TC’s Michael Arrington explained the good, the bad and the ugly side of embargoed news releases:
“A lot of this news is good stuff that our readers want to know about. And we have the benefit of taking some time during the pre-briefing to think about the story, do research, and write it properly. When embargoes go right, we get to write a thoughtful story which benefits the company and our readers.
“But there’s a problem. All this stress on the PR firms put on them by desperate clients means they send out the embargoed news to literally everyone who writes tech news stories. Any blog or major media site, no matter how small or new, gets the email. It didn’t used to be this way, but it’s becoming more and more of a problem. As the economy turns south, PR firms are under increasing pressure to perform and justify their monthly retainers which range from $10,000 to $30,000 or more. In short, they have to spam the tech world to get coverage, or lose their jobs.”
Increased competition in the journalism industry is causing more and more embargoes to be broken, argues Arrington, creating ‘a race to the bottom by new sites’ and a climate in which, he says, TC can’t operate.
Certain ‘trusted’ companies and PR firms will continue to have their embargoes honoured by the site, but the hope is that by disregarding the rules firms will have to be more selective with who they break news to and clamp down on those repeat offenders breaking embargoes.
Arrington will also be posting a blacklist – now topped by TC – listing all firms and publications involved when an embargo is broken.
ReadWriteWeb has come back on Arrington’s decision, saying it will honour embargoes.
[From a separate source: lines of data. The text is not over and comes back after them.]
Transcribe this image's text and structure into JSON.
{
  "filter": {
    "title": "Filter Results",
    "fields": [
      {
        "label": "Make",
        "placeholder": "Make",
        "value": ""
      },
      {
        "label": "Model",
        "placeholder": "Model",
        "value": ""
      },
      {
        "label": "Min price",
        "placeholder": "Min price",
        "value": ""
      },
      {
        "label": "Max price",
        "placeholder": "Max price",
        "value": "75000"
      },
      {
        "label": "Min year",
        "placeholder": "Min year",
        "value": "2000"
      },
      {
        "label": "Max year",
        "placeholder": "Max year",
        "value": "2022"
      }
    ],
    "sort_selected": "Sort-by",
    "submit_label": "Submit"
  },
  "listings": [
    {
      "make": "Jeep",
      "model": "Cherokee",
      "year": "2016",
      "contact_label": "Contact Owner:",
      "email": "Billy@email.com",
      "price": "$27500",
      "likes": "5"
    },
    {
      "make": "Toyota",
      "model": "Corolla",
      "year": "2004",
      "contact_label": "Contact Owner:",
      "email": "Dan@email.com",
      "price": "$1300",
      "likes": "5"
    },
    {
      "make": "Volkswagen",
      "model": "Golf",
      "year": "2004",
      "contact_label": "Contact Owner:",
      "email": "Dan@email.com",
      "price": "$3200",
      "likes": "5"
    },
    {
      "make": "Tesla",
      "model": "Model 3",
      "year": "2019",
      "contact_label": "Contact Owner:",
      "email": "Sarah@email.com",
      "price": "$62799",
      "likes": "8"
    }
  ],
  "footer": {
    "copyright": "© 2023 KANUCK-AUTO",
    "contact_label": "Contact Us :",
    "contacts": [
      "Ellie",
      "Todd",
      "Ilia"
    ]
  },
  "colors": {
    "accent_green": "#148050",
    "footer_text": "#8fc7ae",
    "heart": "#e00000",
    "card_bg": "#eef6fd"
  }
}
While the site agrees that the press should get better at respecting them, RRW says embargoes give more outlets a chance to cover a story, providing multiple perspectives for readers.
“They give multiple blogs a chance to review a technology in depth, instead of making it a race (…) Embargoes lead to more total coverage than exclusives (…) Exclusives are the tactic of people with weak products and of reporters who compete better in bullying than in writing.”
Journalism.co.uk receives its fair share of embargoed news and releases – and has never knowingly broken any, because we want to cultivate good relations with tipsters, companies and PR firms.
This doesn’t mean we’ll cover everything that gets sent our way. We also know other journalism news sites will be getting much of the same info and agree this can make it more of a race to get the news out.
But from our perspective: we have two full-time journalists, so having good contacts with companies and PR is vital to our expanding our newsgathering.
However, as a twittered reply from @Daljit_Bhurji, founder of Diffusion PR, suggests, does the old-fashioned embargo model really work for online?
Reporting on our specialism – as I’m sure is the case with many other subject-specific publications – it’s increasingly apparent that the organisations/titles/companies we write about are becoming their own news sources. e.g. have their own press office, press release feed, blog/write about their own developments.
Sending an embargoed release about this info to us later isn’t a great help. Most of the time I’d rather learn about it if it’s covered in a blog-style like the BBC Editors blog or Guardian’s Inside blog.
We’re then free to dig deeper into that news if needs be and are given a direct line to the people behind it; or pass it on through another of our channels like Editors’ Pick.
Holding back the news tide with embargoes seems to go against the way information and news spreads online through links, official ‘leaks’ (as referred to above), blog networks etc.
What’s more it’s not just quote-unquote journalists covering news releases any more – is the industry expecting other writers and bloggers online to respect embargoes? It goes against the grain of the web.
Are embargoes redundant in the online age?